India will receive delivery of its first S-400 air defence systems by December and it will provide full cover even at high altitudes such as eastern Ladakh, The Economic Times reported, citing the system’s Russian developers.
Officials told the newspaper that the COVID-19 pandemic did not cause any delay and the first unit meant to be delivered to India is nearing completion.
“IAF (Indian Air Force) personnel are now training on the system in Russia,” Dmitriy Sugaev, head of the Russian Federal Service for Military-Technical Cooperation (FSMTC), told the newspaper. Sugaev added that there are currently no requests from India on ordering a larger number of the systems.
The Russian developers of the S-400 expressed confidence about the air defence system’s performance in areas at high altitude. Extensive testing was undertaken which shows that the S-400 can be operated at altitudes of over 3,000 metres above sea level.
Deployment of the S-400 systems is being seen as a significant boost to Indian defence capabilities, especially along the Line of Actual Control with China. The Indian military has been locked in tensions at high altitudes with the Chinese People’s Liberation Army (PLA) in recent years.
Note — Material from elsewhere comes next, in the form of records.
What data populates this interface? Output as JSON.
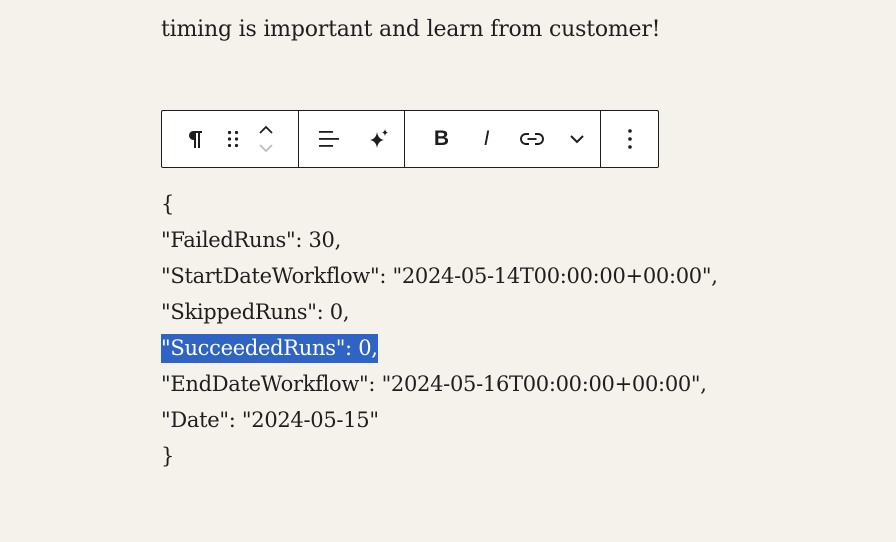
{
  "intro_text": "timing is important and learn from customer!",
  "toolbar": {
    "paragraph_icon": "pilcrow-icon",
    "drag_icon": "drag-handle-icon",
    "move_up_icon": "chevron-up-icon",
    "move_down_icon": "chevron-down-icon",
    "align_icon": "align-left-icon",
    "ai_icon": "sparkle-icon",
    "bold_label": "B",
    "italic_label": "I",
    "link_icon": "link-icon",
    "more_formatting_icon": "chevron-down-icon",
    "options_icon": "vertical-ellipsis-icon"
  },
  "code_block": {
    "open_brace": "{",
    "lines": [
      "\"FailedRuns\": 30,",
      "\"StartDateWorkflow\": \"2024-05-14T00:00:00+00:00\",",
      "\"SkippedRuns\": 0,",
      "\"SucceededRuns\": 0,",
      "\"EndDateWorkflow\": \"2024-05-16T00:00:00+00:00\",",
      "\"Date\": \"2024-05-15\""
    ],
    "close_brace": "}",
    "selected_line_index": 3,
    "selection_color": "#2f64c5"
  }
}
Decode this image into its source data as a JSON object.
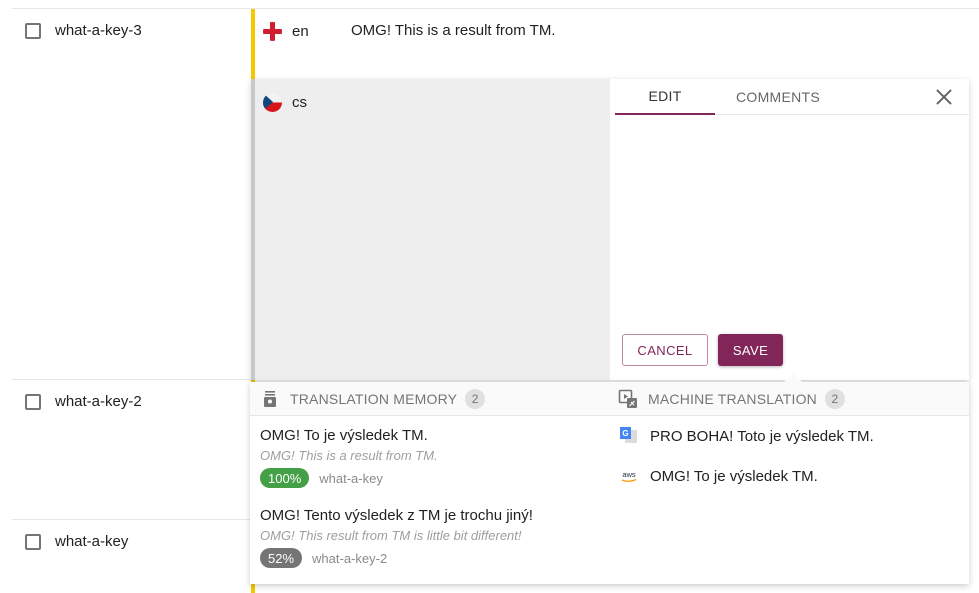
{
  "keys": [
    {
      "name": "what-a-key-3"
    },
    {
      "name": "what-a-key-2"
    },
    {
      "name": "what-a-key"
    }
  ],
  "source": {
    "lang": "en",
    "text": "OMG! This is a result from TM."
  },
  "target": {
    "lang": "cs",
    "text": ""
  },
  "editor": {
    "tabs": [
      {
        "label": "EDIT",
        "active": true
      },
      {
        "label": "COMMENTS",
        "active": false
      }
    ],
    "cancel_label": "CANCEL",
    "save_label": "SAVE"
  },
  "translation_memory": {
    "title": "TRANSLATION MEMORY",
    "count": "2",
    "items": [
      {
        "target": "OMG! To je výsledek TM.",
        "source": "OMG! This is a result from TM.",
        "match": "100%",
        "key": "what-a-key"
      },
      {
        "target": "OMG! Tento výsledek z TM je trochu jiný!",
        "source": "OMG! This result from TM is little bit different!",
        "match": "52%",
        "key": "what-a-key-2"
      }
    ]
  },
  "machine_translation": {
    "title": "MACHINE TRANSLATION",
    "count": "2",
    "items": [
      {
        "provider": "google-translate",
        "text": "PRO BOHA! Toto je výsledek TM."
      },
      {
        "provider": "aws",
        "provider_label": "aws",
        "text": "OMG! To je výsledek TM."
      }
    ]
  },
  "colors": {
    "primary": "#822659",
    "highlight": "#f5c800",
    "match_full": "#43a047",
    "match_partial": "#757575"
  }
}
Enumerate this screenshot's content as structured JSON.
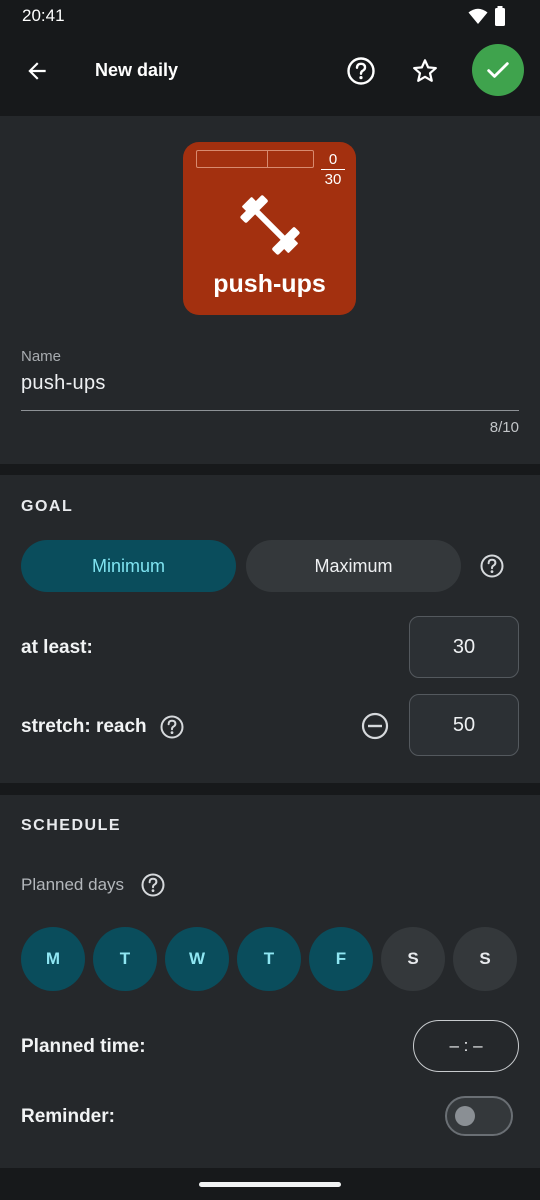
{
  "status": {
    "time": "20:41"
  },
  "appbar": {
    "title": "New daily"
  },
  "card": {
    "count": "0",
    "total": "30",
    "name": "push-ups",
    "color": "#a3300f"
  },
  "name_field": {
    "label": "Name",
    "value": "push-ups",
    "counter": "8/10"
  },
  "goal": {
    "title": "GOAL",
    "options": [
      "Minimum",
      "Maximum"
    ],
    "selected": "Minimum",
    "at_least_label": "at least:",
    "at_least_value": "30",
    "stretch_label": "stretch: reach",
    "stretch_value": "50"
  },
  "schedule": {
    "title": "SCHEDULE",
    "planned_days_label": "Planned days",
    "days": [
      {
        "label": "M",
        "selected": true
      },
      {
        "label": "T",
        "selected": true
      },
      {
        "label": "W",
        "selected": true
      },
      {
        "label": "T",
        "selected": true
      },
      {
        "label": "F",
        "selected": true
      },
      {
        "label": "S",
        "selected": false
      },
      {
        "label": "S",
        "selected": false
      }
    ],
    "planned_time_label": "Planned time:",
    "planned_time_value": "– : –",
    "reminder_label": "Reminder:",
    "reminder_on": false
  },
  "colors": {
    "accent": "#0a4d5c",
    "accent_text": "#7fe3f0",
    "confirm": "#3fa34d"
  },
  "icons": [
    "wifi-icon",
    "battery-icon",
    "back-arrow-icon",
    "help-icon",
    "star-icon",
    "check-icon",
    "dumbbell-icon",
    "minus-circle-icon"
  ]
}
Last year, the border tensions escalated into the skirmish in eastern Ladakh and the June 2020 violent face-off in the Galwan Valley, leading to massive armed mobilisation on both sides.
Mikhail Podvyaznikov, deputy general director of Almaz Central Design Bureau, the manufacturer of the system, told The Economic Times that the systems will be able to provide 100 percent protection against missiles and other air borne targets even at an altitude of over 3,000 metres.
What makes S-400 the key
S-400, or ‘Triumf’, is considered one of the world’s most advanced air defence systems. It is developed by Russia’s Almaz Central Design Bureau. Its North Atlantic Treaty Organization (NATO) reporting name is ‘SA-21 Growler’.
The system is able to track flying objects over 600 kilometres and can engage with these hostile targets and shoot them down using missiles in a range of up to 400 km. It can shoot down hostile aircraft, drones, ballistic missiles and hypersonic targets.
Every unit consists of multiple components: a long-range radar to track objects, a target acquisition radar, a command post vehicle and battalions of launchers. The system can carry multiple types of missiles catering to different strike ranges.
While specifications of the S-400 systems that are to be delivered to India are unclear, the regular variant used by Russian forces consists of at least eight launchers with 32 missiles.
The system can reportedly shoot down strategic bombers such as B-1 and B-2, airborne early warning and control system (AWACS), fighter jets such as the F-16 and land attack missiles such as the Tomahawk. The Pakistan Air Force (PAF) has F-16s in its fleet.
In Russia, the system has been operational since 2007 and defends capital Moscow from aerial threats. In 2015, it was deployed in Syria to protect Russian and Syrian naval and air assets. Russia had also positioned units in the annexed Crimean peninsula.
China also has S-400 systems and has reportedly deployed two squadrons at its Hotan airbase in Xinjiang and Nyingchi airbase in Tibet, across Ladakh and Arunachal Pradesh, respectively.